Filter the listing below down to the lines with the word "Target" and copy those.

-*-

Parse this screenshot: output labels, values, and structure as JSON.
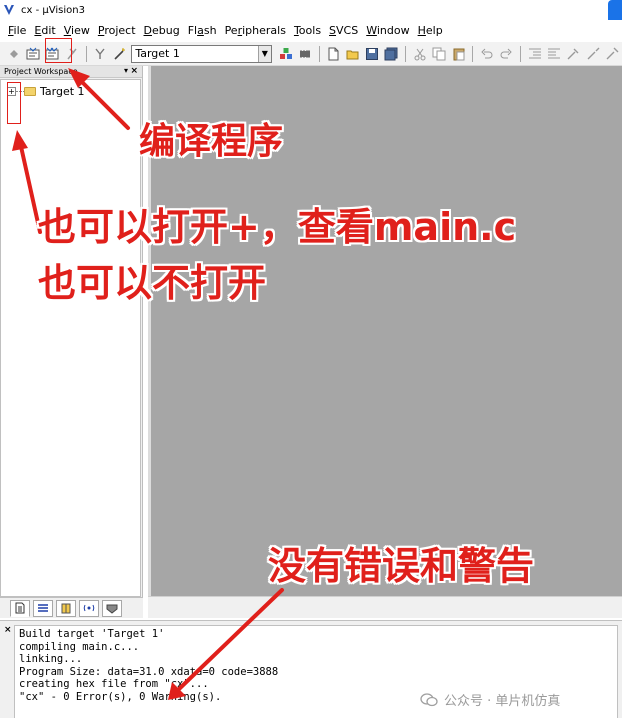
{
  "window": {
    "title": "cx - µVision3"
  },
  "menu": [
    {
      "acc": "F",
      "rest": "ile"
    },
    {
      "acc": "E",
      "rest": "dit"
    },
    {
      "acc": "V",
      "rest": "iew"
    },
    {
      "acc": "P",
      "rest": "roject"
    },
    {
      "acc": "D",
      "rest": "ebug"
    },
    {
      "pre": "Fl",
      "acc": "a",
      "rest": "sh"
    },
    {
      "pre": "Pe",
      "acc": "r",
      "rest": "ipherals"
    },
    {
      "acc": "T",
      "rest": "ools"
    },
    {
      "acc": "S",
      "rest": "VCS"
    },
    {
      "acc": "W",
      "rest": "indow"
    },
    {
      "acc": "H",
      "rest": "elp"
    }
  ],
  "toolbar": {
    "target_value": "Target 1"
  },
  "workspace": {
    "title": "Project Workspace",
    "tree_root": "Target 1",
    "pin": "▾",
    "close": "×"
  },
  "output": {
    "close": "×",
    "lines": [
      "Build target 'Target 1'",
      "compiling main.c...",
      "linking...",
      "Program Size: data=31.0 xdata=0 code=3888",
      "creating hex file from \"cx\"...",
      "\"cx\" - 0 Error(s), 0 Warning(s)."
    ]
  },
  "annotations": {
    "compile": "编译程序",
    "open_line1": "也可以打开+，查看main.c",
    "open_line2": "也可以不打开",
    "no_errors": "没有错误和警告",
    "color": "#e0201b"
  },
  "watermark": {
    "text": "公众号 · 单片机仿真"
  }
}
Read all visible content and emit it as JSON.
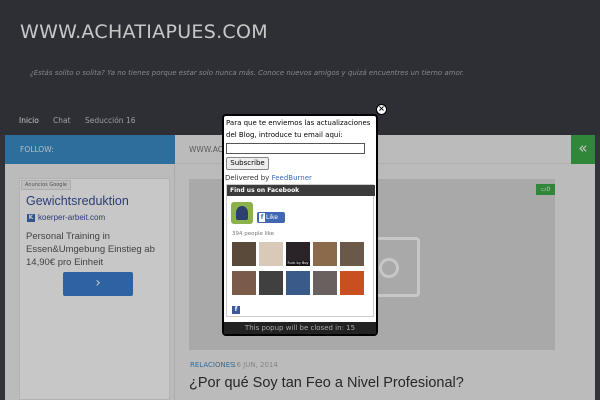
{
  "header": {
    "site_title": "WWW.ACHATIAPUES.COM",
    "tagline": "¿Estás solito o solita? Ya no tienes porque estar solo nunca más. Conoce nuevos amigos y quizá encuentres un tierno amor."
  },
  "nav": {
    "items": [
      {
        "label": "Inicio",
        "active": true
      },
      {
        "label": "Chat",
        "active": false
      },
      {
        "label": "Seducción 16",
        "active": false
      }
    ]
  },
  "follow_label": "FOLLOW:",
  "content_bar_text": "WWW.AC",
  "collapse_icon": "double-chevron-left-icon",
  "ad": {
    "by_label": "Anuncios Google",
    "title": "Gewichtsreduktion",
    "url": "koerper-arbeit.com",
    "body": "Personal Training in Essen&Umgebung Einstieg ab 14,90€ pro Einheit",
    "button_icon": "chevron-right-icon"
  },
  "article": {
    "comment_count": "0",
    "category": "RELACIONES",
    "date": "16 JUN, 2014",
    "title": "¿Por qué Soy tan Feo a Nivel Profesional?",
    "thumbnail_icon": "camera-icon"
  },
  "popup": {
    "close_icon": "close-icon",
    "intro_text": "Para que te enviemos las actualizaciones del Blog, introduce tu email aquí:",
    "email_value": "",
    "subscribe_label": "Subscribe",
    "delivered_by": "Delivered by",
    "delivered_service": "FeedBurner",
    "footer_text": "This popup will be closed in: 15"
  },
  "facebook": {
    "header": "Find us on Facebook",
    "like_label": "Like",
    "count_text": "394 people like",
    "faces": [
      {
        "name": "",
        "color": "#5a4a3a"
      },
      {
        "name": "",
        "color": "#d9c9b8"
      },
      {
        "name": "Fuck by Boy",
        "color": "#2a2428"
      },
      {
        "name": "",
        "color": "#8a6a4a"
      },
      {
        "name": "",
        "color": "#6a5848"
      },
      {
        "name": "",
        "color": "#7a5a48"
      },
      {
        "name": "",
        "color": "#404040"
      },
      {
        "name": "",
        "color": "#3a5a8a"
      },
      {
        "name": "",
        "color": "#6a6060"
      },
      {
        "name": "",
        "color": "#c85020"
      }
    ]
  },
  "colors": {
    "header_bg": "#3a3d43",
    "follow_blue": "#3a8dca",
    "accent_green": "#3fae49"
  }
}
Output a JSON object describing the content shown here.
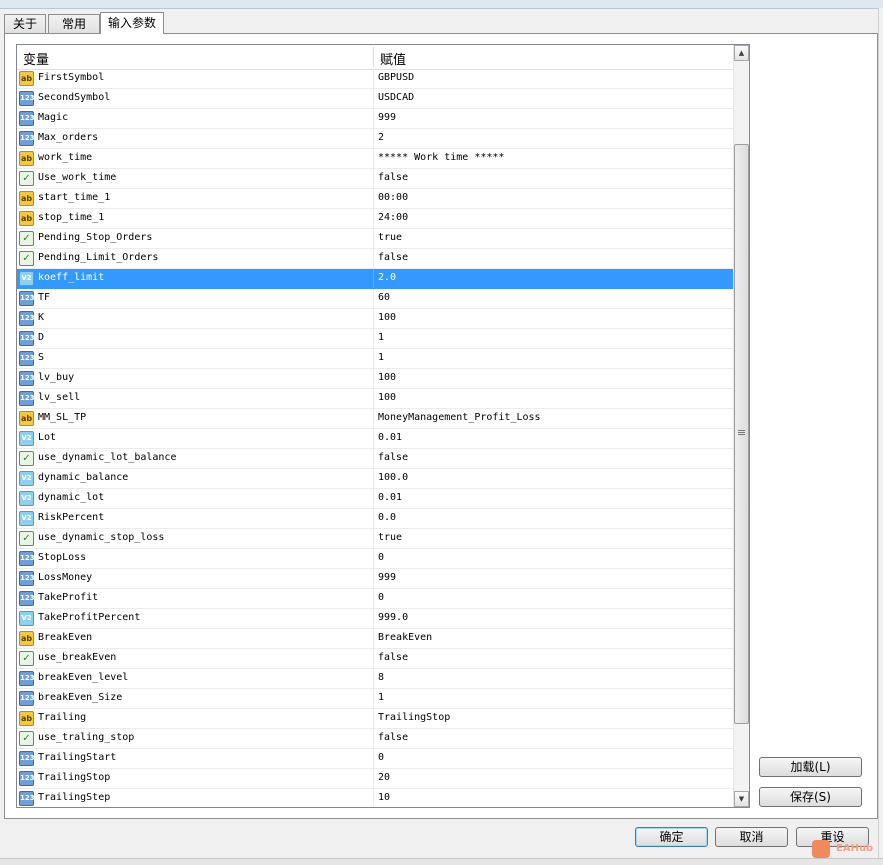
{
  "tabs": [
    {
      "label": "关于"
    },
    {
      "label": "常用"
    },
    {
      "label": "输入参数"
    }
  ],
  "grid": {
    "col_variable": "变量",
    "col_value": "赋值",
    "rows": [
      {
        "type": "ab",
        "name": "FirstSymbol",
        "value": "GBPUSD"
      },
      {
        "type": "123",
        "name": "SecondSymbol",
        "value": "USDCAD"
      },
      {
        "type": "123",
        "name": "Magic",
        "value": "999"
      },
      {
        "type": "123",
        "name": "Max_orders",
        "value": "2"
      },
      {
        "type": "ab",
        "name": "work_time",
        "value": "***** Work time *****"
      },
      {
        "type": "bool",
        "name": "Use_work_time",
        "value": "false"
      },
      {
        "type": "ab",
        "name": "start_time_1",
        "value": "00:00"
      },
      {
        "type": "ab",
        "name": "stop_time_1",
        "value": "24:00"
      },
      {
        "type": "bool",
        "name": "Pending_Stop_Orders",
        "value": "true"
      },
      {
        "type": "bool",
        "name": "Pending_Limit_Orders",
        "value": "false"
      },
      {
        "type": "v2",
        "name": "koeff_limit",
        "value": "2.0"
      },
      {
        "type": "123",
        "name": "TF",
        "value": "60"
      },
      {
        "type": "123",
        "name": "K",
        "value": "100"
      },
      {
        "type": "123",
        "name": "D",
        "value": "1"
      },
      {
        "type": "123",
        "name": "S",
        "value": "1"
      },
      {
        "type": "123",
        "name": "lv_buy",
        "value": "100"
      },
      {
        "type": "123",
        "name": "lv_sell",
        "value": "100"
      },
      {
        "type": "ab",
        "name": "MM_SL_TP",
        "value": "MoneyManagement_Profit_Loss"
      },
      {
        "type": "v2",
        "name": "Lot",
        "value": "0.01"
      },
      {
        "type": "bool",
        "name": "use_dynamic_lot_balance",
        "value": "false"
      },
      {
        "type": "v2",
        "name": "dynamic_balance",
        "value": "100.0"
      },
      {
        "type": "v2",
        "name": "dynamic_lot",
        "value": "0.01"
      },
      {
        "type": "v2",
        "name": "RiskPercent",
        "value": "0.0"
      },
      {
        "type": "bool",
        "name": "use_dynamic_stop_loss",
        "value": "true"
      },
      {
        "type": "123",
        "name": "StopLoss",
        "value": "0"
      },
      {
        "type": "123",
        "name": "LossMoney",
        "value": "999"
      },
      {
        "type": "123",
        "name": "TakeProfit",
        "value": "0"
      },
      {
        "type": "v2",
        "name": "TakeProfitPercent",
        "value": "999.0"
      },
      {
        "type": "ab",
        "name": "BreakEven",
        "value": "BreakEven"
      },
      {
        "type": "bool",
        "name": "use_breakEven",
        "value": "false"
      },
      {
        "type": "123",
        "name": "breakEven_level",
        "value": "8"
      },
      {
        "type": "123",
        "name": "breakEven_Size",
        "value": "1"
      },
      {
        "type": "ab",
        "name": "Trailing",
        "value": "TrailingStop"
      },
      {
        "type": "bool",
        "name": "use_traling_stop",
        "value": "false"
      },
      {
        "type": "123",
        "name": "TrailingStart",
        "value": "0"
      },
      {
        "type": "123",
        "name": "TrailingStop",
        "value": "20"
      },
      {
        "type": "123",
        "name": "TrailingStep",
        "value": "10"
      }
    ]
  },
  "icon_labels": {
    "ab": "ab",
    "123": "123",
    "bool": "✓",
    "v2": "V2"
  },
  "buttons": {
    "load": "加载(L)",
    "save": "保存(S)",
    "ok": "确定",
    "cancel": "取消",
    "reset": "重设"
  },
  "watermark": "EAHub",
  "colors": {
    "selection": "#3399ff"
  }
}
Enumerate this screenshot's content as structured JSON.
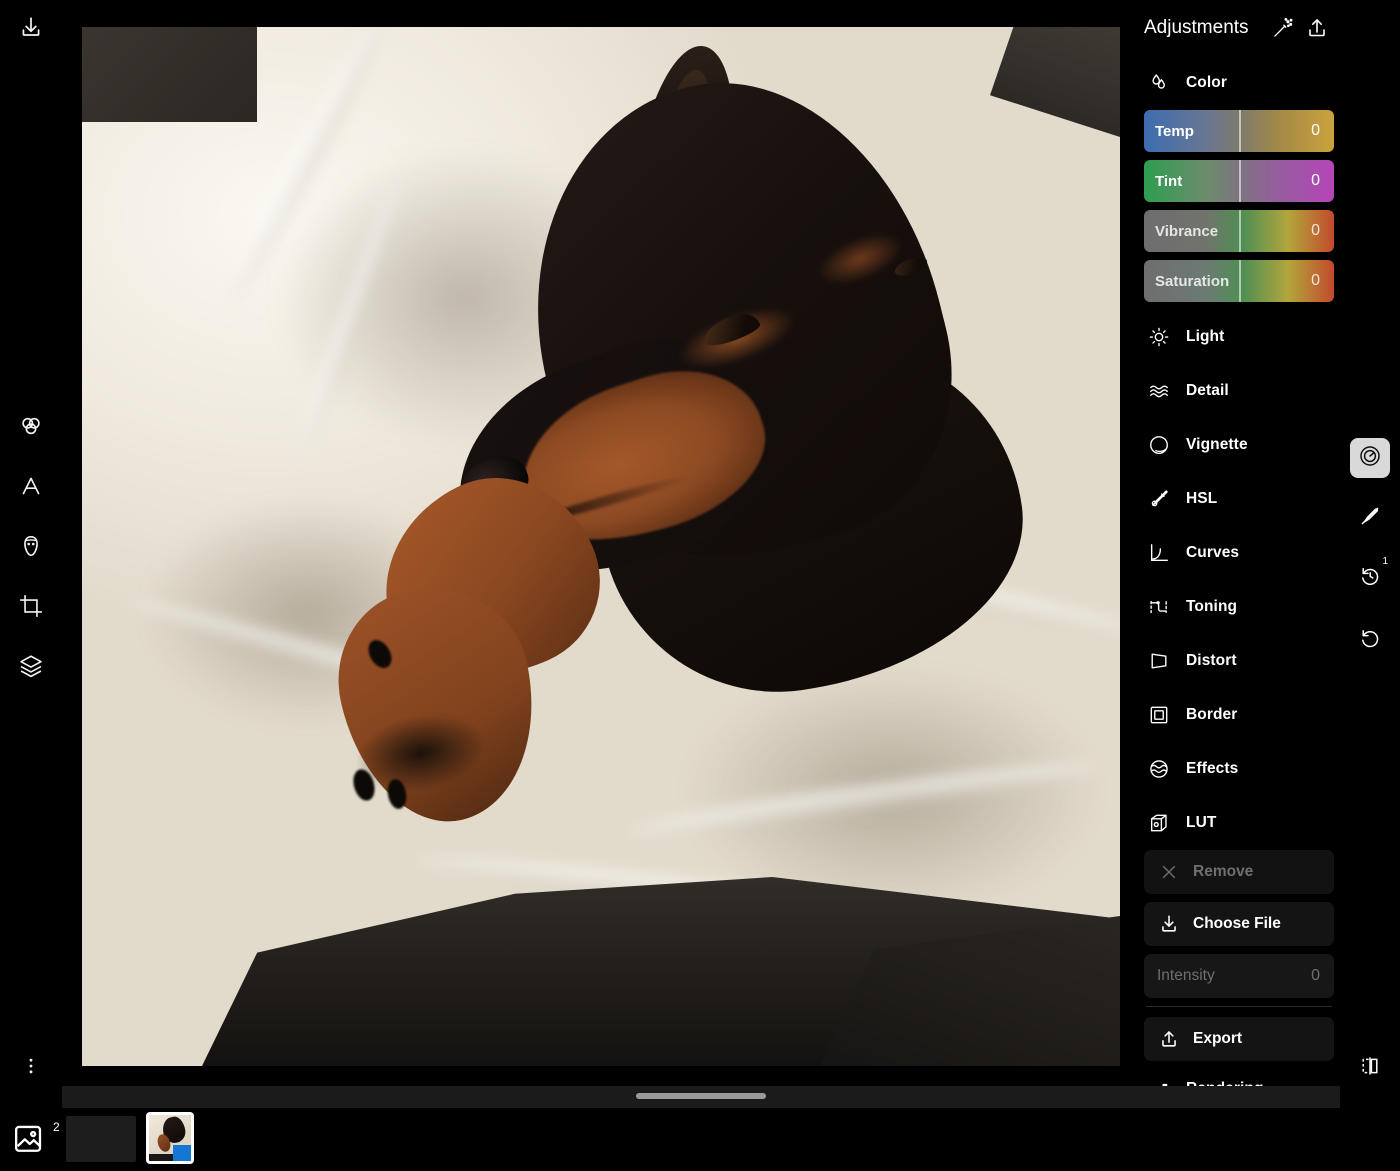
{
  "app": {
    "canvas_background": "#000000",
    "accent_blue": "#1676d4"
  },
  "left_rail": {
    "items": [
      {
        "icon": "import-download-icon",
        "name": "import-tool"
      },
      {
        "icon": "color-circles-icon",
        "name": "color-tool"
      },
      {
        "icon": "text-a-icon",
        "name": "text-tool"
      },
      {
        "icon": "face-retouch-icon",
        "name": "retouch-tool"
      },
      {
        "icon": "crop-icon",
        "name": "crop-tool"
      },
      {
        "icon": "layers-icon",
        "name": "layers-tool"
      },
      {
        "icon": "kebab-menu-icon",
        "name": "more-options"
      }
    ]
  },
  "panel": {
    "title": "Adjustments",
    "header_icons": [
      {
        "icon": "magic-wand-icon",
        "name": "auto-enhance-button"
      },
      {
        "icon": "share-upload-icon",
        "name": "share-button"
      }
    ],
    "color_section": {
      "label": "Color",
      "icon": "droplets-icon",
      "sliders": [
        {
          "label": "Temp",
          "value": "0"
        },
        {
          "label": "Tint",
          "value": "0"
        },
        {
          "label": "Vibrance",
          "value": "0"
        },
        {
          "label": "Saturation",
          "value": "0"
        }
      ]
    },
    "sections": [
      {
        "label": "Light",
        "icon": "sun-icon"
      },
      {
        "label": "Detail",
        "icon": "waves-icon"
      },
      {
        "label": "Vignette",
        "icon": "vignette-circle-icon"
      },
      {
        "label": "HSL",
        "icon": "dropper-brush-icon"
      },
      {
        "label": "Curves",
        "icon": "curves-graph-icon"
      },
      {
        "label": "Toning",
        "icon": "toning-node-icon"
      },
      {
        "label": "Distort",
        "icon": "distort-quad-icon"
      },
      {
        "label": "Border",
        "icon": "border-square-icon"
      },
      {
        "label": "Effects",
        "icon": "effects-globe-icon"
      },
      {
        "label": "LUT",
        "icon": "lut-cube-icon"
      }
    ],
    "lut_controls": {
      "remove_label": "Remove",
      "remove_icon": "close-x-icon",
      "choose_file_label": "Choose File",
      "choose_file_icon": "download-icon",
      "intensity_label": "Intensity",
      "intensity_value": "0"
    },
    "export": {
      "label": "Export",
      "icon": "share-upload-icon"
    },
    "rendering": {
      "label": "Rendering",
      "icon": "grid-blocks-icon"
    }
  },
  "right_strip": {
    "items": [
      {
        "name": "adjust-dial-button",
        "icon": "gauge-dial-icon",
        "state": "active",
        "badge": ""
      },
      {
        "name": "brush-mask-button",
        "icon": "brush-slash-icon",
        "state": "normal",
        "badge": ""
      },
      {
        "name": "history-button",
        "icon": "history-undo-icon",
        "state": "normal",
        "badge": "1"
      },
      {
        "name": "reset-button",
        "icon": "reset-rotate-icon",
        "state": "normal",
        "badge": ""
      },
      {
        "name": "compare-button",
        "icon": "before-after-split-icon",
        "state": "normal",
        "badge": ""
      }
    ]
  },
  "filmstrip": {
    "library_icon": "photo-library-icon",
    "library_count": "2"
  }
}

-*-

▸ **ANSWER SPACE**:
    "target_value": "Target 1"
    "tree_root": "Target 1",
      "Build target 'Target 1'",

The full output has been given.